I'm finding it hard to convince myself that I can take ##n=1## just because the degree of ##f## is 1, the ##n## given to us is the fixed degree upto which polynomials are allowed in our linear space ##P_n##.

If I don't take ##n=1## the thing would get a little messier:
$$\sum_{k=0}^{n} \frac{k}{n} g\left( \frac{k}{n} \right) = 0$$
$$\frac{1}{n} \sum_{k=1}^{n} k ~g\left(\frac{k}{n} \right) = 0$$
$$\sum_{k=1}^{n} k ~g\left(\frac{k}{n} \right) = 0$$
$$\text{One possible solution for g is}$$
$$g (t) = a~(t - 1/n) (t- 2/n) \cdots (t - n/n)$$

Do I have to take ##n=1## or not?

## Answers and Replies

Mentor
I'm finding it hard to convince myself that I can take n=1 just because the degree of f is 1, the n given to us is the fixed degree upto which polynomials are allowed in our linear space Pn.
I agree.
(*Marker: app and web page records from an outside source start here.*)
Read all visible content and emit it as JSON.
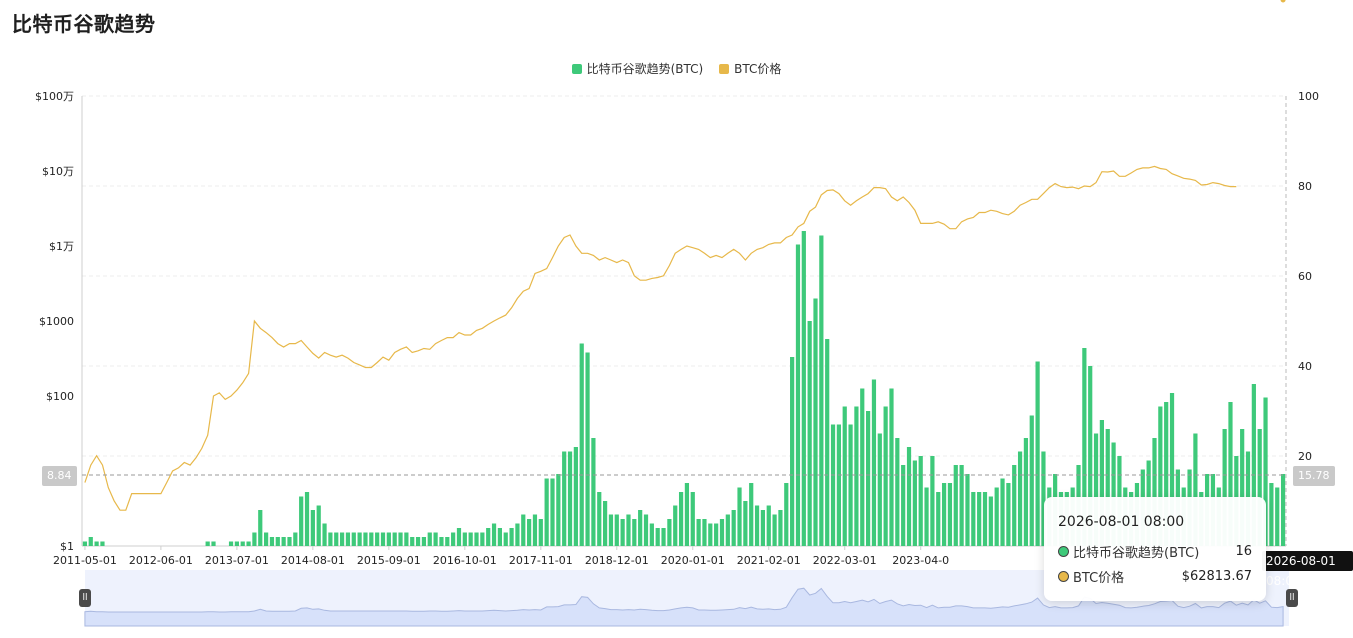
{
  "page": {
    "title": "比特币谷歌趋势"
  },
  "tooltip": {
    "date": "2026-08-01 08:00",
    "rows": [
      {
        "name": "比特币谷歌趋势(BTC)",
        "value": "16",
        "color": "#3ec97a"
      },
      {
        "name": "BTC价格",
        "value": "$62813.67",
        "color": "#e7b84a"
      }
    ]
  },
  "crosshair": {
    "x_label": "2026-08-01 08:00",
    "left_value": "8.84",
    "right_value": "15.78"
  },
  "chart_data": {
    "type": "bar",
    "legend": [
      {
        "name": "比特币谷歌趋势(BTC)",
        "color": "#3ec97a"
      },
      {
        "name": "BTC价格",
        "color": "#e7b84a"
      }
    ],
    "x_tick_labels": [
      "2011-05-01",
      "2012-06-01",
      "2013-07-01",
      "2014-08-01",
      "2015-09-01",
      "2016-10-01",
      "2017-11-01",
      "2018-12-01",
      "2020-01-01",
      "2021-02-01",
      "2022-03-01",
      "2023-04-0"
    ],
    "y_left": {
      "scale": "log",
      "ticks": [
        "$1",
        "$10",
        "$100",
        "$1000",
        "$1万",
        "$10万",
        "$100万"
      ],
      "tick_values": [
        1,
        10,
        100,
        1000,
        10000,
        100000,
        1000000
      ]
    },
    "y_right": {
      "ticks": [
        20,
        40,
        60,
        80,
        100
      ],
      "ylim": [
        0,
        100
      ]
    },
    "x_range": [
      "2011-05-01",
      "2026-08-01"
    ],
    "series": [
      {
        "name": "比特币谷歌趋势(BTC)",
        "type": "bar",
        "axis": "right",
        "x_start": "2011-05-01",
        "values": [
          1,
          2,
          1,
          1,
          0,
          0,
          0,
          0,
          0,
          0,
          0,
          0,
          0,
          0,
          0,
          0,
          0,
          0,
          0,
          0,
          0,
          1,
          1,
          0,
          0,
          1,
          1,
          1,
          1,
          3,
          8,
          3,
          2,
          2,
          2,
          2,
          3,
          11,
          12,
          8,
          9,
          5,
          3,
          3,
          3,
          3,
          3,
          3,
          3,
          3,
          3,
          3,
          3,
          3,
          3,
          3,
          2,
          2,
          2,
          3,
          3,
          2,
          2,
          3,
          4,
          3,
          3,
          3,
          3,
          4,
          5,
          4,
          3,
          4,
          5,
          7,
          6,
          7,
          6,
          15,
          15,
          16,
          21,
          21,
          22,
          45,
          43,
          24,
          12,
          10,
          7,
          7,
          6,
          7,
          6,
          8,
          7,
          5,
          4,
          4,
          6,
          9,
          12,
          14,
          12,
          6,
          6,
          5,
          5,
          6,
          7,
          8,
          13,
          10,
          14,
          9,
          8,
          9,
          7,
          8,
          14,
          42,
          67,
          70,
          50,
          55,
          69,
          46,
          27,
          27,
          31,
          27,
          31,
          35,
          30,
          37,
          25,
          31,
          35,
          24,
          18,
          22,
          19,
          20,
          13,
          20,
          12,
          14,
          14,
          18,
          18,
          16,
          12,
          12,
          12,
          11,
          13,
          15,
          14,
          18,
          21,
          24,
          29,
          41,
          21,
          13,
          16,
          12,
          12,
          13,
          18,
          44,
          40,
          25,
          28,
          26,
          23,
          20,
          13,
          12,
          14,
          17,
          19,
          24,
          31,
          32,
          34,
          17,
          13,
          17,
          25,
          12,
          16,
          16,
          13,
          26,
          32,
          20,
          26,
          21,
          36,
          26,
          33,
          14,
          13,
          16
        ]
      },
      {
        "name": "BTC价格",
        "type": "line",
        "axis": "left",
        "x_start": "2011-05-01",
        "values": [
          7,
          12,
          16,
          12,
          6,
          4,
          3,
          3,
          5,
          5,
          5,
          5,
          5,
          5,
          7,
          10,
          11,
          13,
          12,
          15,
          20,
          30,
          100,
          110,
          90,
          100,
          120,
          150,
          200,
          1000,
          800,
          700,
          600,
          500,
          450,
          500,
          500,
          550,
          450,
          370,
          320,
          380,
          350,
          330,
          350,
          320,
          280,
          260,
          240,
          240,
          280,
          330,
          300,
          380,
          420,
          450,
          380,
          400,
          430,
          420,
          500,
          550,
          600,
          600,
          700,
          650,
          650,
          750,
          800,
          900,
          1000,
          1100,
          1200,
          1500,
          2000,
          2500,
          2700,
          4300,
          4600,
          5000,
          7000,
          10000,
          13000,
          14000,
          10000,
          8000,
          8000,
          7500,
          6500,
          7000,
          6500,
          6000,
          6500,
          6000,
          4000,
          3500,
          3500,
          3700,
          3800,
          4000,
          5500,
          8000,
          9000,
          10000,
          9500,
          9000,
          8000,
          7000,
          7500,
          7000,
          8000,
          9000,
          8000,
          6500,
          8000,
          9000,
          9500,
          10500,
          11000,
          11000,
          13000,
          14000,
          18000,
          20000,
          29000,
          33000,
          48000,
          55000,
          56000,
          50000,
          40000,
          35000,
          40000,
          45000,
          50000,
          60000,
          60000,
          58000,
          45000,
          40000,
          45000,
          38000,
          30000,
          20000,
          20000,
          20000,
          21000,
          19500,
          17000,
          17000,
          21000,
          23000,
          24000,
          28000,
          28000,
          30000,
          29000,
          27000,
          26000,
          29000,
          35000,
          38000,
          42000,
          42000,
          50000,
          60000,
          68000,
          62000,
          60000,
          61000,
          58000,
          63000,
          62000,
          70000,
          98000,
          97000,
          100000,
          85000,
          85000,
          94000,
          105000,
          110000,
          110000,
          115000,
          108000,
          105000,
          92000,
          86000,
          80000,
          78000,
          75000,
          65000,
          66000,
          70000,
          68000,
          64000,
          62000,
          62000
        ]
      }
    ]
  }
}
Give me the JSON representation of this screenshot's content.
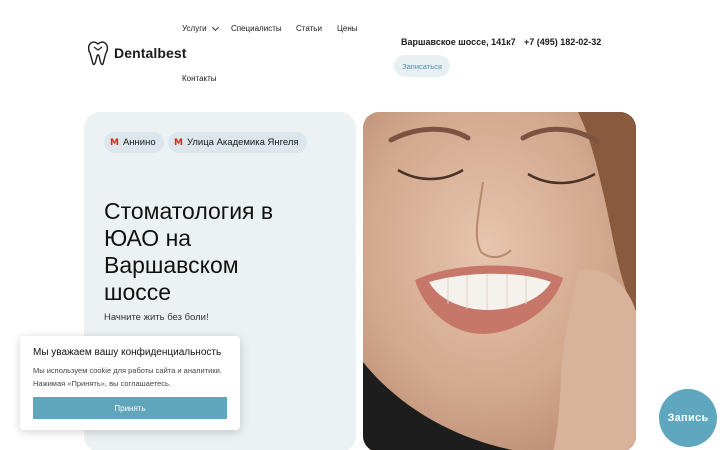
{
  "brand": {
    "name": "Dentalbest"
  },
  "nav": {
    "services": "Услуги",
    "specialists": "Специалисты",
    "articles": "Статьи",
    "prices": "Цены",
    "contacts": "Контакты"
  },
  "header": {
    "address": "Варшавское шоссе, 141к7",
    "phone": "+7 (495) 182-02-32",
    "signup_label": "Записаться"
  },
  "hero": {
    "metro_stations": [
      "Аннино",
      "Улица Академика Янгеля"
    ],
    "metro_icon": "М",
    "title": "Стоматология в ЮАО на Варшавском шоссе",
    "subtitle": "Начните жить без боли!"
  },
  "cookie": {
    "title": "Мы уважаем вашу конфиденциальность",
    "text": "Мы используем cookie для работы сайта и аналитики. Нажимая «Принять», вы соглашаетесь.",
    "accept_label": "Принять"
  },
  "fab": {
    "label": "Запись"
  },
  "colors": {
    "accent": "#5ea7be",
    "metro_red": "#d9251c",
    "hero_bg": "#ecf1f4"
  },
  "icons": {
    "logo": "tooth-icon",
    "dropdown": "chevron-down-icon",
    "metro": "metro-icon"
  }
}
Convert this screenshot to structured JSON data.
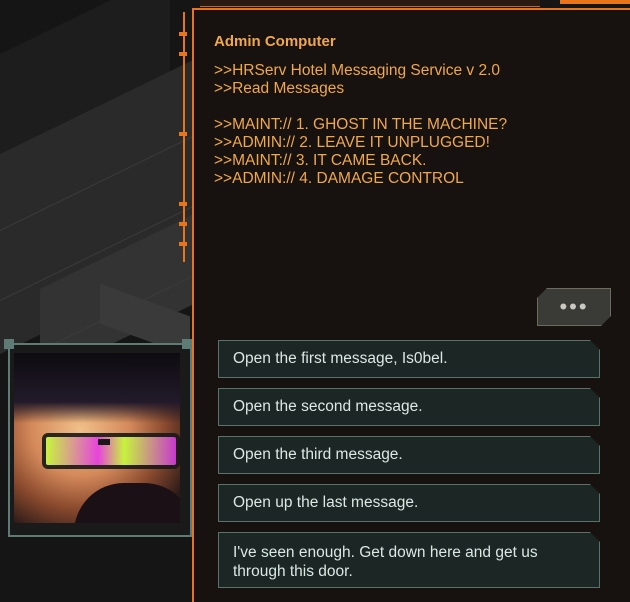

It could be that n = 3, for instance, but the function f(t) = t would still belong to that space. I don't think you can assume that n = 1.